Which lines hold the string "public"? Copy each of them from the material below.

Extracted records:

== Segment start ==

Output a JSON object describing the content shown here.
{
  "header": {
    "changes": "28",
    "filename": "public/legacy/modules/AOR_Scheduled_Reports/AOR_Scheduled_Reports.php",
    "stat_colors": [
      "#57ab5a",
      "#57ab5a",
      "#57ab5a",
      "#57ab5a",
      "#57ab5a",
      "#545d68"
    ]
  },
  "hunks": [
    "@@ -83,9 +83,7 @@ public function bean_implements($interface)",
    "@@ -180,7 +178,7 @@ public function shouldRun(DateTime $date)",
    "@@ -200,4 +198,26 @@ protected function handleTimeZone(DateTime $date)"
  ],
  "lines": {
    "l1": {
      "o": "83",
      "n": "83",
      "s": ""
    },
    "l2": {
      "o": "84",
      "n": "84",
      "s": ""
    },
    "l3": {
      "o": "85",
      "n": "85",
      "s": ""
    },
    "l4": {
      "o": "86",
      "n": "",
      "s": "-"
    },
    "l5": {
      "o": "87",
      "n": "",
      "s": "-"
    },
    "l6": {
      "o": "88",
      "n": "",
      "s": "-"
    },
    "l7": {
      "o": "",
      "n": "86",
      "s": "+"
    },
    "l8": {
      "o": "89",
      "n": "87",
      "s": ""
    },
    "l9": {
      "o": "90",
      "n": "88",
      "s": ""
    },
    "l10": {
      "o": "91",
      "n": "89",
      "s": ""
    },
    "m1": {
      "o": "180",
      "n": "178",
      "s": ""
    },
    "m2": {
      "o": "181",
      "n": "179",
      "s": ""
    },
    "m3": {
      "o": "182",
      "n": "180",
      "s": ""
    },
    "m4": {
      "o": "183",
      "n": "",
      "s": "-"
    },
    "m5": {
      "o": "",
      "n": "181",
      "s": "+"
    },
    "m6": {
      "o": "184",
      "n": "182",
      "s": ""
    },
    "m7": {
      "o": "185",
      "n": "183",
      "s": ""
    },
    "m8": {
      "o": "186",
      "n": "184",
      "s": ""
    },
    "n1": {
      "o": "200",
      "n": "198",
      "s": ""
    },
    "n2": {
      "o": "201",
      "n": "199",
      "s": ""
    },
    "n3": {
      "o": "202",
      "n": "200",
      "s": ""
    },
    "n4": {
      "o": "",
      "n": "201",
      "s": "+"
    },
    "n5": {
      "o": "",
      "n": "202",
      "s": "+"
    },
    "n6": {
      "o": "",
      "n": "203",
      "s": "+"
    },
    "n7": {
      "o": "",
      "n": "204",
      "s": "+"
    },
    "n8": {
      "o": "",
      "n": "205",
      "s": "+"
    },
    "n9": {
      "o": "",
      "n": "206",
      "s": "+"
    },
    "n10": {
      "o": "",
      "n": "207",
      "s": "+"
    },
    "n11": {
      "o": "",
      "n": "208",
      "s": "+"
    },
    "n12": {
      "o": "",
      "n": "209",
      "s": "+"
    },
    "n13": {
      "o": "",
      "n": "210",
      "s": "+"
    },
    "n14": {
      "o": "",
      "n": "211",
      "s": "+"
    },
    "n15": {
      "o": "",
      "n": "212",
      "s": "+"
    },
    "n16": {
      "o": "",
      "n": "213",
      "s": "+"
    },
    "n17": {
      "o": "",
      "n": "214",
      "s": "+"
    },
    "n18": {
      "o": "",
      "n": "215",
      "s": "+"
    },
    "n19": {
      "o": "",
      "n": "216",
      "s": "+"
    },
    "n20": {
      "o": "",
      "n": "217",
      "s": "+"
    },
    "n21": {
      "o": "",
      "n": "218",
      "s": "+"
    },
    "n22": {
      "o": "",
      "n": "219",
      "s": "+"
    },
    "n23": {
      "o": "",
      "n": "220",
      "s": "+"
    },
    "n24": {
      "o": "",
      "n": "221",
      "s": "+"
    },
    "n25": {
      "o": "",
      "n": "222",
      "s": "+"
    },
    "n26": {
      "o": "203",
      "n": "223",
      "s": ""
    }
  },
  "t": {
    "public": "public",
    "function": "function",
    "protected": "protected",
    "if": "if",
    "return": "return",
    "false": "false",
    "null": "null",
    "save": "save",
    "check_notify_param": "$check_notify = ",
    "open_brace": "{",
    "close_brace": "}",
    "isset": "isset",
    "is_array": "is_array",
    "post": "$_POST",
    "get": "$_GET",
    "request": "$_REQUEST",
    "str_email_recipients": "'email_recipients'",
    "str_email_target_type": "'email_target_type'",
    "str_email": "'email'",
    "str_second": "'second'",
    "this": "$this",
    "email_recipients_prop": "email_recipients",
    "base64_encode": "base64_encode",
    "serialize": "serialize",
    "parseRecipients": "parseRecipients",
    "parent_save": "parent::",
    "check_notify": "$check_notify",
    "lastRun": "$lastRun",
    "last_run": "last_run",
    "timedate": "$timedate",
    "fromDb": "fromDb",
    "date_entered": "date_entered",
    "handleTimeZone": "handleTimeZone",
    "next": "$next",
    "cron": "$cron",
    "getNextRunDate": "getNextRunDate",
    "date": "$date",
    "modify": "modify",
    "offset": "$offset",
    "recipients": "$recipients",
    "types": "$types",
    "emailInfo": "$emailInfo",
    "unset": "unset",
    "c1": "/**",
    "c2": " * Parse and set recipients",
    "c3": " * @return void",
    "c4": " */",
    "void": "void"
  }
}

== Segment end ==

Exercise result:
    "filename": "public/legacy/modules/AOR_Scheduled_Reports/AOR_Scheduled_Reports.php",
    "@@ -83,9 +83,7 @@ public function bean_implements($interface)",
    "@@ -180,7 +178,7 @@ public function shouldRun(DateTime $date)",
    "public": "public",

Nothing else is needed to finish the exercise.